| Problem description |
Where in the data does the word "Control" appear? Find those lines and copy them.

• • • • •

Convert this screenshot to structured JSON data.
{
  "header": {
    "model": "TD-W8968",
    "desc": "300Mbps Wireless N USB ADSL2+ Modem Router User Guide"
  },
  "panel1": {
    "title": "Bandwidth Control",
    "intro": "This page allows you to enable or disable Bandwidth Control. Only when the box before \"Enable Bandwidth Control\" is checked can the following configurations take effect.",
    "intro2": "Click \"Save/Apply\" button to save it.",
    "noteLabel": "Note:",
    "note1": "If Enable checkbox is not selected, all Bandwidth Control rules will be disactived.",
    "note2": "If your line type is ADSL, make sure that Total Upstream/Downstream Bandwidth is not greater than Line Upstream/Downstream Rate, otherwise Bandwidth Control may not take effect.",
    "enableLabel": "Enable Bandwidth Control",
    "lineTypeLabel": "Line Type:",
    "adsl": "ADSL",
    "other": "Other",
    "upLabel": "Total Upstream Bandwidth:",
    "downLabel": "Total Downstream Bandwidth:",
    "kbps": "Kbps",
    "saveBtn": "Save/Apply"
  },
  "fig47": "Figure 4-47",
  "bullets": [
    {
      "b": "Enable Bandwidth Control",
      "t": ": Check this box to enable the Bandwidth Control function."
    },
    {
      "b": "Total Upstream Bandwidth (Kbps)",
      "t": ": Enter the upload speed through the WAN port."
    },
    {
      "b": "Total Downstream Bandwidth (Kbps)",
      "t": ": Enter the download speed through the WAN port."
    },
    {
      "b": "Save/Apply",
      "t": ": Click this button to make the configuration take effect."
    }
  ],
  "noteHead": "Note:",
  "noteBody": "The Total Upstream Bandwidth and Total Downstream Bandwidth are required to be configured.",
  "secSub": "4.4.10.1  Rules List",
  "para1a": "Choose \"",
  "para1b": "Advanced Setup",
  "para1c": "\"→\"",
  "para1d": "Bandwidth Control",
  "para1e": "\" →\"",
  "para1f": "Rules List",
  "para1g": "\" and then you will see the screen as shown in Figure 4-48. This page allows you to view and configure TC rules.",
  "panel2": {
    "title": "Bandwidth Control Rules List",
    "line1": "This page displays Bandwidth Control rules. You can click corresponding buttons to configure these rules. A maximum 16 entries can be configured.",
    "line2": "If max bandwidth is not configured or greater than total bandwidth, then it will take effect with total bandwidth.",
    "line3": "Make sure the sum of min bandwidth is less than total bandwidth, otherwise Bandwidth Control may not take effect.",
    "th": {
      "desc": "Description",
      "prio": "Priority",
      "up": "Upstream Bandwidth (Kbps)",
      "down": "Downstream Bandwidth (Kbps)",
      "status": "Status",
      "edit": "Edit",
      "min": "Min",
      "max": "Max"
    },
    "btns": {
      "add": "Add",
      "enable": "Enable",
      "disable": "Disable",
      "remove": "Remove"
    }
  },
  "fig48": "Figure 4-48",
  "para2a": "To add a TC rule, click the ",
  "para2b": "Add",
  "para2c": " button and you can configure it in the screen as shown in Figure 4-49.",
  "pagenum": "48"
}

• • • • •

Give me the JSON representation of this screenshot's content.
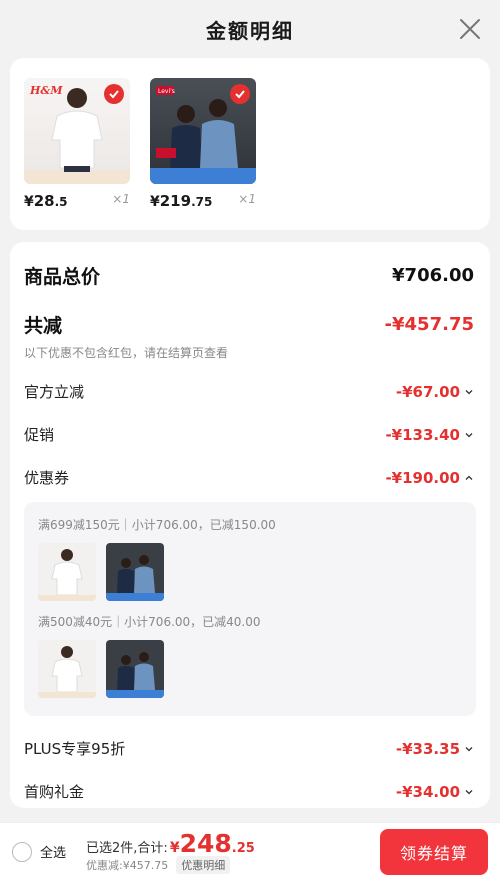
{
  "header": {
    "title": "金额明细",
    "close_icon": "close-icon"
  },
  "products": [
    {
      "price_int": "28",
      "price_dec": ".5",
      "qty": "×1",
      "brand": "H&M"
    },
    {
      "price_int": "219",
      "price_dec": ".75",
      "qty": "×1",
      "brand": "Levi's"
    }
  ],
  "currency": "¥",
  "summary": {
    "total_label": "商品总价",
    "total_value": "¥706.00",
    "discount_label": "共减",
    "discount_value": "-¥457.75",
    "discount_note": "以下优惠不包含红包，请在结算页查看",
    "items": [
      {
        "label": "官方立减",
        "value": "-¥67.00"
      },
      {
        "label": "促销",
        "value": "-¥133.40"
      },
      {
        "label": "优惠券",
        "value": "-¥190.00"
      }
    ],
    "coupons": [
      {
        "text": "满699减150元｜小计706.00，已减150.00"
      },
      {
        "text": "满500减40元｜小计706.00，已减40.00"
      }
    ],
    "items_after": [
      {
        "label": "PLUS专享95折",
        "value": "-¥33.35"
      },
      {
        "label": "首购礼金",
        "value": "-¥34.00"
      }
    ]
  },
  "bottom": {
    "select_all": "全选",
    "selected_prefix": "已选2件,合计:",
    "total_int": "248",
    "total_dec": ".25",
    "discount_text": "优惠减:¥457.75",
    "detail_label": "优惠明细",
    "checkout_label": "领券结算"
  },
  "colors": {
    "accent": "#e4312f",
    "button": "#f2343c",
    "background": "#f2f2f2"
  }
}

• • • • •

| Result of this exercise |
    "title": "Bandwidth Control",
    "intro": "This page allows you to enable or disable Bandwidth Control. Only when the box before \"Enable Bandwidth Control\" is checked can the following configurations take effect.",
    "note1": "If Enable checkbox is not selected, all Bandwidth Control rules will be disactived.",
    "note2": "If your line type is ADSL, make sure that Total Upstream/Downstream Bandwidth is not greater than Line Upstream/Downstream Rate, otherwise Bandwidth Control may not take effect.",
    "enableLabel": "Enable Bandwidth Control",
      "b": "Enable Bandwidth Control",
      "t": ": Check this box to enable the Bandwidth Control function."
  "para1d": "Bandwidth Control",
    "title": "Bandwidth Control Rules List",
    "line1": "This page displays Bandwidth Control rules. You can click corresponding buttons to configure these rules. A maximum 16 entries can be configured.",
    "line3": "Make sure the sum of min bandwidth is less than total bandwidth, otherwise Bandwidth Control may not take effect.",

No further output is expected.